* **Data to examine**

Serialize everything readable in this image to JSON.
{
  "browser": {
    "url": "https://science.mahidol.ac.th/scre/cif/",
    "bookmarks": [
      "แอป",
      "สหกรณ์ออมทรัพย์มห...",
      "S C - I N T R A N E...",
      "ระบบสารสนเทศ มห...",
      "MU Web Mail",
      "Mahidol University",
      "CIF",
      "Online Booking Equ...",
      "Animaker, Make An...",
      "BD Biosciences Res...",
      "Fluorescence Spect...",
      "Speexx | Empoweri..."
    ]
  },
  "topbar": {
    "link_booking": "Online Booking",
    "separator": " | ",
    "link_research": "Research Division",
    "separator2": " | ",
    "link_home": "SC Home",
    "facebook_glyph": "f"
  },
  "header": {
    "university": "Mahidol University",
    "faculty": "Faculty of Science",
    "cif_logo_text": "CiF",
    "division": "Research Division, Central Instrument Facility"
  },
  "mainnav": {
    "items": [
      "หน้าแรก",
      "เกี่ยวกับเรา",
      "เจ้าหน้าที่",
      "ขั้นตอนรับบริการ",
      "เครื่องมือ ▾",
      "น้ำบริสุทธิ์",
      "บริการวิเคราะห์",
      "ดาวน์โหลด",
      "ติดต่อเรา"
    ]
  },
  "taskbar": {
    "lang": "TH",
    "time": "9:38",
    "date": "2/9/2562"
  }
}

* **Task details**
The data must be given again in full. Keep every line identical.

* **Response**
Serialize everything readable in this image to JSON.
{
  "browser": {
    "url": "https://science.mahidol.ac.th/scre/cif/",
    "bookmarks": [
      "แอป",
      "สหกรณ์ออมทรัพย์มห...",
      "S C - I N T R A N E...",
      "ระบบสารสนเทศ มห...",
      "MU Web Mail",
      "Mahidol University",
      "CIF",
      "Online Booking Equ...",
      "Animaker, Make An...",
      "BD Biosciences Res...",
      "Fluorescence Spect...",
      "Speexx | Empoweri..."
    ]
  },
  "topbar": {
    "link_booking": "Online Booking",
    "separator": " | ",
    "link_research": "Research Division",
    "separator2": " | ",
    "link_home": "SC Home",
    "facebook_glyph": "f"
  },
  "header": {
    "university": "Mahidol University",
    "faculty": "Faculty of Science",
    "cif_logo_text": "CiF",
    "division": "Research Division, Central Instrument Facility"
  },
  "mainnav": {
    "items": [
      "หน้าแรก",
      "เกี่ยวกับเรา",
      "เจ้าหน้าที่",
      "ขั้นตอนรับบริการ",
      "เครื่องมือ ▾",
      "น้ำบริสุทธิ์",
      "บริการวิเคราะห์",
      "ดาวน์โหลด",
      "ติดต่อเรา"
    ]
  },
  "taskbar": {
    "lang": "TH",
    "time": "9:38",
    "date": "2/9/2562"
  }
}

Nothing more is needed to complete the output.